Thanks for that Freethinker31. I still do believe that there is an inbuilt genetic code, which stops rational thought on discussions about God and his existence or non existence. I have some good friends, intelligent people, who are blind to the science, and believe in God unconditionally. When I was only a small child, I found I had sceptical thoughts about religion, and felt a complete fraud when saying my daily and evening prayers. I met my future wife when I was 18, and I discovered Catholicism. I actually converted when I was just 19. I guess I was looking for some meaning to my existence, and the traditions of the Catholic faith sort of grabbed at me. We raised our 3 sons as Catholics, although their church attendance, like my own, dwindled as they grew into adolescents. Through time my old doubts returned, and now as I approach middle age, I find my faith to have totally evaporated. I watch TV shows like "The God Delusion" with Richard Dawkings, and find he sums it all up for me. When the facts are portrayed so clearly, one just cannot take religion seriously at all. The personal guilt I sometimes feel is towards my sons. They are now adults, and are non believers, and I blame myself for that. My thinking being that I may have influenced their thoughts on the subject. I don't feel proud at all to be an atheist, on the contrary I feel a bit embarrassed about it. When I attend funerals and weddings, I chant the prayers and bless myself as expected by my fellows, I just don't take it seriously. Its the easy way out I suppose.
Why in the world would you be embarrassed by being an atheist?!?
Your embarrassment comes from the fact that you live in a deeply religious country, where in addition to that, having a lifestyle outside of the social norms can be viewed just as badly as being a criminal. Our societies that we live in are increasingly more superficial and quick to judge people based on idealistic standards, rather than real individualistic qualities, or personal virtues.
Your feelings comes from a natural human response of feeling disconnected from the group. (or from societal norms in your case)
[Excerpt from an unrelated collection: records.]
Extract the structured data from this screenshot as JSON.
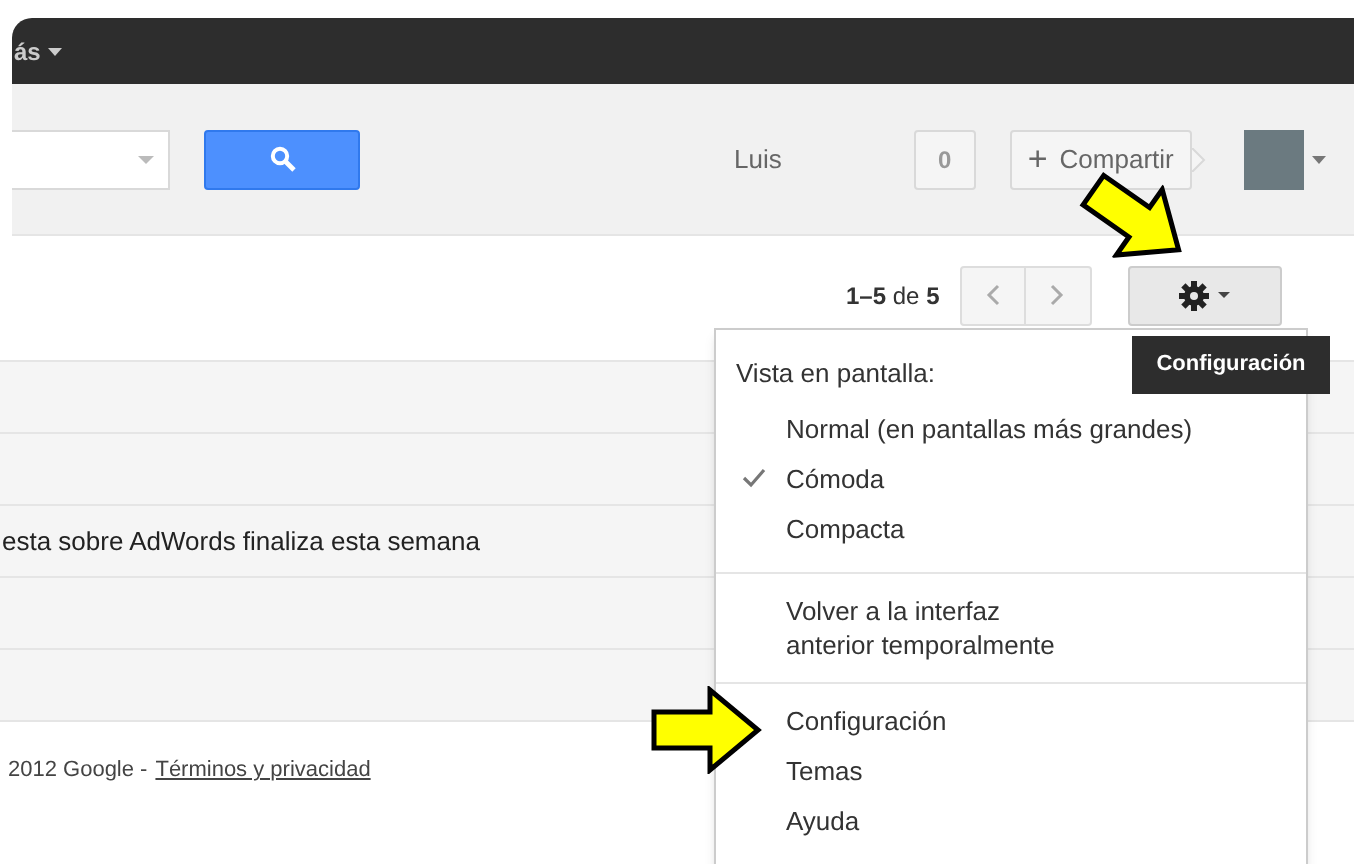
{
  "topbar": {
    "menu_label": "ás"
  },
  "header": {
    "user_name": "Luis",
    "notification_count": "0",
    "share_button": "Compartir",
    "share_plus": "+"
  },
  "toolbar": {
    "page_range": "1–5",
    "page_of": "de",
    "page_total": "5"
  },
  "tooltip": "Configuración",
  "messages": [
    {
      "kind": "blank"
    },
    {
      "kind": "blank"
    },
    {
      "kind": "text",
      "subject": "esta sobre AdWords finaliza esta semana"
    },
    {
      "kind": "blank"
    },
    {
      "kind": "blank"
    }
  ],
  "footer": {
    "copyright": "2012 Google -",
    "link": "Términos y privacidad"
  },
  "settings_menu": {
    "sections": [
      {
        "heading": "Vista en pantalla:",
        "items": [
          {
            "label": "Normal (en pantallas más grandes)",
            "selected": false
          },
          {
            "label": "Cómoda",
            "selected": true
          },
          {
            "label": "Compacta",
            "selected": false
          }
        ]
      },
      {
        "items": [
          {
            "label": "Volver a la interfaz\nanterior temporalmente"
          }
        ]
      },
      {
        "items": [
          {
            "label": "Configuración"
          },
          {
            "label": "Temas"
          },
          {
            "label": "Ayuda"
          }
        ]
      }
    ]
  }
}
Our minds have been wired through millions of years of evolution to belong to a group for reasons of survival, so much so that we have developed a physiological reflex when we feel the possibility of being rejected. Embarrassment is the feeling of discomfort experienced when some aspects of ourselves are or are threatened to be exposed or witnessed, revealed on to others. We think ( think is a relative term because we experience this on a subconscious level also ) that this revelation is likely to undermine the image of ourselves within that group. For whatever reason we try to project an image onto others, that we think might make us for accepted.
It is a psychological paradigm with which we all have to live with, unfortunately.
Guilt is a response to something that is morally wrong or dishonorable, and I sincerely doubt you are guilty of teaching your sons a good healthy "critical thinking".
What I am trying to say, is that you shouldn't feel like that for being yourself, on the contrary. You should consider yourself insightful, intelligent, unconventional.
On the other hand, perhaps it would be a good idea to keep that aspect secret from the people that you know are going to be extremely judgmental.
Freedom of conscience is the most basic of all freedoms. Everyone should feel free to make up his/her mind on every subject based on the evidence available. One of the worst things religions do is to instill fear of disbelief, yet supposing they were true, what deity would want the kind of insincere worship imposed by fear.
John Stuart Mill aptly pointed out the difference in Christians between belief and action:
All Christians believe that the blessed are the poor and humble, and those who are ill-used by the world; that it is easier for a camel to pass through the eye of a needle than for a rich man to enter the kingdom of heaven; that they should judge not, lest they be judged; that they should swear not at all; that they should love their neighbor as themselves; that if one take their cloak, they should give him their coat also; that they should take not thought for the morrow; that if they would be perfect, they should sell all that they have and give it to the poor. They are not insincere when they say that they believe these things. They do believe them, as people believe what they have always heard lauded and never discussed. But in the sense of that living belief which regulates conduct, they believe these doctrines just up to the point to which it is usual to act upon them.
"I was brought up to be religious. I feel eternally guilty about my lack of belief."
This be the verse ~ by Philip Larikin
Same for me. But I feel eternally happy about my escape.
leon, i agree
Depends how you define God..... LOL
I live without one as there is no benefit in having one in my life.
There could be a God like element in our Universe - but no-one knows about it as yet from a science based perspective. Religion is man made and it has filled in some knowledge gaps for a while. But we've got science now. Move on people..... :)
alice, i agree
from my hospital bed in newport, wa.
an interesting development: several of my caregivers gather in my room after things quiet down to discuss atheism.
Did the things quiet down and discuss atheism after a religious discussion?
Glad to hear it Joan.
That the probability of some sort of god is non zero lends nothing to its likelihood. The odds of some milkmaid floating around the Cosmos milking a cow is similarly non zero, there's a zillion possibilities never yet thought of that would have a positive probability: they too would be wisely ignored.